Spoilers will remain at a minimum setting.
Jon Favreau chose his setting both in time and space well. The Empire has fallen. The galaxy is still recovering. In the backwater worlds (the Outer Rim?) staying alive sometimes means hunting other people down. That is the way of the bounty hunter. This is definitely a fresh take on the galaxy far, far away as we follow the life of one of the mysterious folk that never take off their helmets. This is Disney’s the Mandalorian, and rather than give us a grand epic tale of fight against tyranny, this story goes into the criminal underworld of the people willing to cash in the wanted.
The Mandalore is Disney Plus’ first live action Star Wars property. Written and created by Jon Favreau, this story puts the focus on a member of the Mandalorians, a bounty hunter not unlike Jango or the infamous Boba Fett. In a very Sergio-Leone-Clint-Eastwood fashion, the Mandalore (Pedro Pascal) does not have a name. The leader of the local bounty hunter’s guild, Greef Karga (Carl Weathers) refers to him as “Mando”.
Mando takes an mysterious assignment in which he has to retrieve a living asset, one he can only locate with a fob. His client (Werner Herzog), a man who seems to have some connections to the Imperial Remnant, entices him with a sample of the reward: Beskar steel, a material revered by the Mandalorians. Mando as it turns out, is hardly the only one left. There’s a small community of Mandalorians that operate in the shadows, including The Armorer (Emily Swallow) who makes a pauldron for him out of the Belkar steel.
The adventures of Mando will take him to new worlds with some similar faces. As he tracks down the asset, he will run into the scavenger Jawas, violent Trandoshans, a bounty hunter droid IG-11 and a very friendly Ugnaught called Kuiil (Nick Nolte). That is not to say there’s also an abundance of new species, but the show seems to know not to reveal all of its cards at once which is a welcome change. The starships also seem destined to be well-thought so far we’ve only seen the gunship Razor Crest used by Mando. Besides some glances to some new craft and the appearance of a Jawa Sandcrawler. I have high hopes we’ll get to see more vehicles soon.

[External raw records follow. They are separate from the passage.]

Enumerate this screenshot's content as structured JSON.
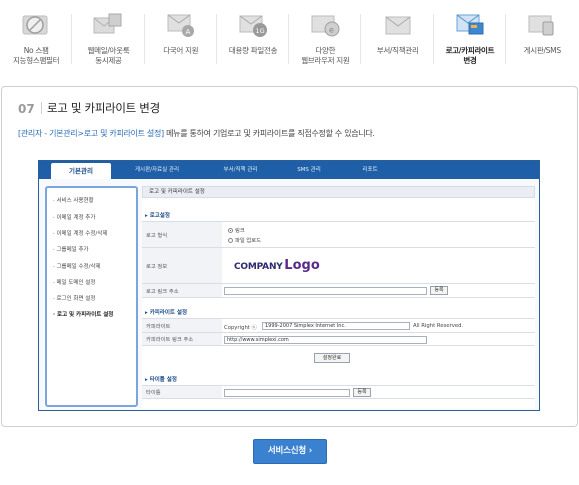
{
  "features": [
    {
      "icon": "no-spam-icon",
      "label_lines": [
        "No 스팸",
        "지능형스팸필터"
      ]
    },
    {
      "icon": "web-mail-icon",
      "label_lines": [
        "웹메일/아웃룩",
        "동시제공"
      ]
    },
    {
      "icon": "multilang-icon",
      "label_lines": [
        "다국어 지원"
      ]
    },
    {
      "icon": "large-file-icon",
      "label_lines": [
        "대용량 파일전송"
      ]
    },
    {
      "icon": "browser-icon",
      "label_lines": [
        "다양한",
        "웹브라우저 지원"
      ]
    },
    {
      "icon": "account-icon",
      "label_lines": [
        "부서/직책관리"
      ]
    },
    {
      "icon": "logo-copyright-icon",
      "label_lines": [
        "로고/카피라이트",
        "변경"
      ],
      "active": true
    },
    {
      "icon": "board-sms-icon",
      "label_lines": [
        "게시판/SMS"
      ]
    }
  ],
  "section": {
    "number": "07",
    "title": "로고 및 카피라이트 변경",
    "desc_highlight": "[관리자 - 기본관리>로고 및 카피라이트 설정]",
    "desc_rest": " 메뉴를 통하여 기업로고 및 카피라이트를 직접수정할 수 있습니다."
  },
  "admin": {
    "topnav": [
      "기본관리",
      "게시판/자료실 관리",
      "부서/직책 관리",
      "SMS 관리",
      "리포트"
    ],
    "sidebar": [
      "서비스 사용현황",
      "이메일 계정 추가",
      "이메일 계정 수정/삭제",
      "그룹메일 추가",
      "그룹메일 수정/삭제",
      "메일 도메인 설정",
      "로그인 화면 설정",
      "로고 및 카피라이트 설정"
    ],
    "page_title": "로고 및 카피라이트 설정",
    "logo_section": {
      "heading": "로고설정",
      "type_label": "로고 형식",
      "type_options": [
        "링크",
        "파일 업로드"
      ],
      "info_label": "로고 정보",
      "logo_text_company": "COMPANY",
      "logo_text_logo": "Logo",
      "link_label": "로고 링크 주소",
      "link_button": "등록"
    },
    "copyright_section": {
      "heading": "카피라이트 설정",
      "copyright_label": "카피라이트",
      "copyright_prefix": "Copyright ⓒ",
      "copyright_value": "1999-2007 Simplex Internet Inc.",
      "copyright_suffix": "All Right Reserved.",
      "link_label": "카피라이트 링크 주소",
      "link_value": "http://www.simplexi.com",
      "save_button": "설정완료"
    },
    "title_section": {
      "heading": "타이틀 설정",
      "title_label": "타이틀",
      "register_button": "등록"
    }
  },
  "service_button": "서비스신청 ›"
}
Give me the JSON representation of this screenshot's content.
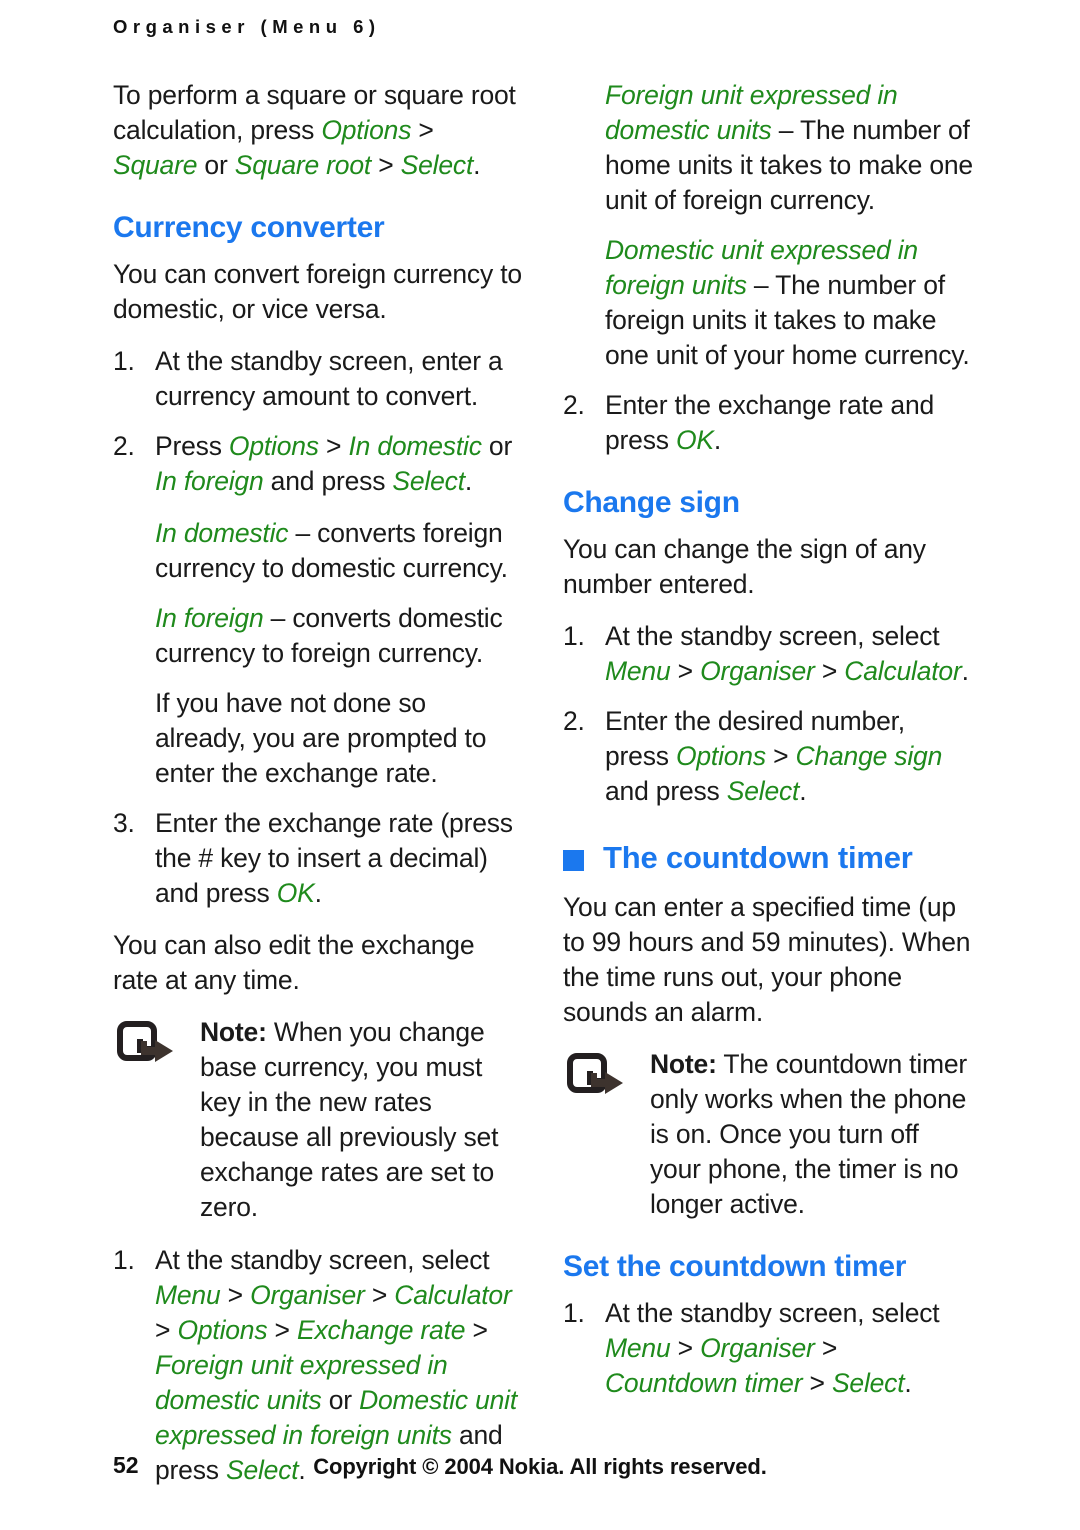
{
  "header": {
    "running_title": "Organiser (Menu 6)"
  },
  "colors": {
    "heading_blue": "#1b78ee",
    "ui_term_green": "#1f8a1c",
    "body_black": "#1a1a1a"
  },
  "left_column": {
    "intro_paragraph": {
      "t1": "To perform a square or square root calculation, press ",
      "ui1": "Options",
      "sep1": " > ",
      "ui2": "Square",
      "t2": " or ",
      "ui3": "Square root",
      "sep2": " > ",
      "ui4": "Select",
      "t3": "."
    },
    "currency_heading": "Currency converter",
    "currency_intro": "You can convert foreign currency to domestic, or vice versa.",
    "steps": {
      "s1_num": "1.",
      "s1_text": "At the standby screen, enter a currency amount to convert.",
      "s2_num": "2.",
      "s2_a": "Press ",
      "s2_ui1": "Options",
      "s2_sep1": " > ",
      "s2_ui2": "In domestic",
      "s2_b": " or ",
      "s2_ui3": "In foreign",
      "s2_c": " and press ",
      "s2_ui4": "Select",
      "s2_d": ".",
      "sub1_ui": "In domestic",
      "sub1_text": " – converts foreign currency to domestic currency.",
      "sub2_ui": "In foreign",
      "sub2_text": " – converts domestic currency to foreign currency.",
      "sub3_text": "If you have not done so already, you are prompted to enter the exchange rate.",
      "s3_num": "3.",
      "s3_a": "Enter the exchange rate (press the # key to insert a decimal) and press ",
      "s3_ui1": "OK",
      "s3_b": "."
    },
    "edit_rate_paragraph": "You can also edit the exchange rate at any time.",
    "note": {
      "icon": "note-pointer-icon",
      "label": "Note:",
      "text": " When you change base currency, you must key in the new rates because all previously set exchange rates are set to zero."
    },
    "exchange_steps": {
      "s1_num": "1.",
      "s1_a": "At the standby screen, select ",
      "s1_ui1": "Menu",
      "s1_sep1": " > ",
      "s1_ui2": "Organiser",
      "s1_sep2": " > ",
      "s1_ui3": "Calculator",
      "s1_sep3": " > ",
      "s1_ui4": "Options",
      "s1_sep4": " > ",
      "s1_ui5": "Exchange rate",
      "s1_sep5": " > ",
      "s1_ui6": "Foreign unit expressed in domestic units",
      "s1_b": " or ",
      "s1_ui7": "Domestic unit expressed in foreign units",
      "s1_c": " and press ",
      "s1_ui8": "Select",
      "s1_d": "."
    }
  },
  "right_column": {
    "def1_ui": "Foreign unit expressed in domestic units",
    "def1_text": " – The number of home units it takes to make one unit of foreign currency.",
    "def2_ui": "Domestic unit expressed in foreign units",
    "def2_text": " – The number of foreign units it takes to make one unit of your home currency.",
    "step2": {
      "num": "2.",
      "a": "Enter the exchange rate and press ",
      "ui1": "OK",
      "b": "."
    },
    "change_sign_heading": "Change sign",
    "change_sign_intro": "You can change the sign of any number entered.",
    "change_sign_steps": {
      "s1_num": "1.",
      "s1_a": "At the standby screen, select ",
      "s1_ui1": "Menu",
      "s1_sep1": " > ",
      "s1_ui2": "Organiser",
      "s1_sep2": " > ",
      "s1_ui3": "Calculator",
      "s1_b": ".",
      "s2_num": "2.",
      "s2_a": "Enter the desired number, press ",
      "s2_ui1": "Options",
      "s2_sep1": " > ",
      "s2_ui2": "Change sign",
      "s2_b": " and press ",
      "s2_ui3": "Select",
      "s2_c": "."
    },
    "countdown_heading": "The countdown timer",
    "countdown_bullet": "blue-square-bullet",
    "countdown_intro": "You can enter a specified time (up to 99 hours and 59 minutes). When the time runs out, your phone sounds an alarm.",
    "note": {
      "icon": "note-pointer-icon",
      "label": "Note:",
      "text": " The countdown timer only works when the phone is on. Once you turn off your phone, the timer is no longer active."
    },
    "set_timer_heading": "Set the countdown timer",
    "set_timer_steps": {
      "s1_num": "1.",
      "s1_a": "At the standby screen, select ",
      "s1_ui1": "Menu",
      "s1_sep1": " > ",
      "s1_ui2": "Organiser",
      "s1_sep2": " > ",
      "s1_ui3": "Countdown timer",
      "s1_sep3": " > ",
      "s1_ui4": "Select",
      "s1_b": "."
    }
  },
  "footer": {
    "page_number": "52",
    "copyright": "Copyright © 2004 Nokia. All rights reserved."
  }
}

The story is obviously a space age take on a western, with gunfights, ambushes, shady deals and double-crossing for good measure. You’d think that with a character that always has a helmet on, the chances for character development will be null. And yet, we’re getting to know the character through flashbacks recounting some traumatic event in his childhood. The Mandalorians themselves live by some sort of code, albeit one that allows them to take money for hunting people down. Pedro Pascal has his work cut out for him as supposedly his people never take off the helmet.
Highly recommended if you’re looking for space action without the opera. The show is taking a rather grittier and yet more humble approach at the galaxy far, far away by aiming its sights at an individual story instead of a grand sweeping epic. The story has less grandiose implications, but feels stronger and more focused. The western genre is alive and well here. Only three out of eight episodes in, and it does feel like the show knows how to have fun. Follow it we will.
That will do for now.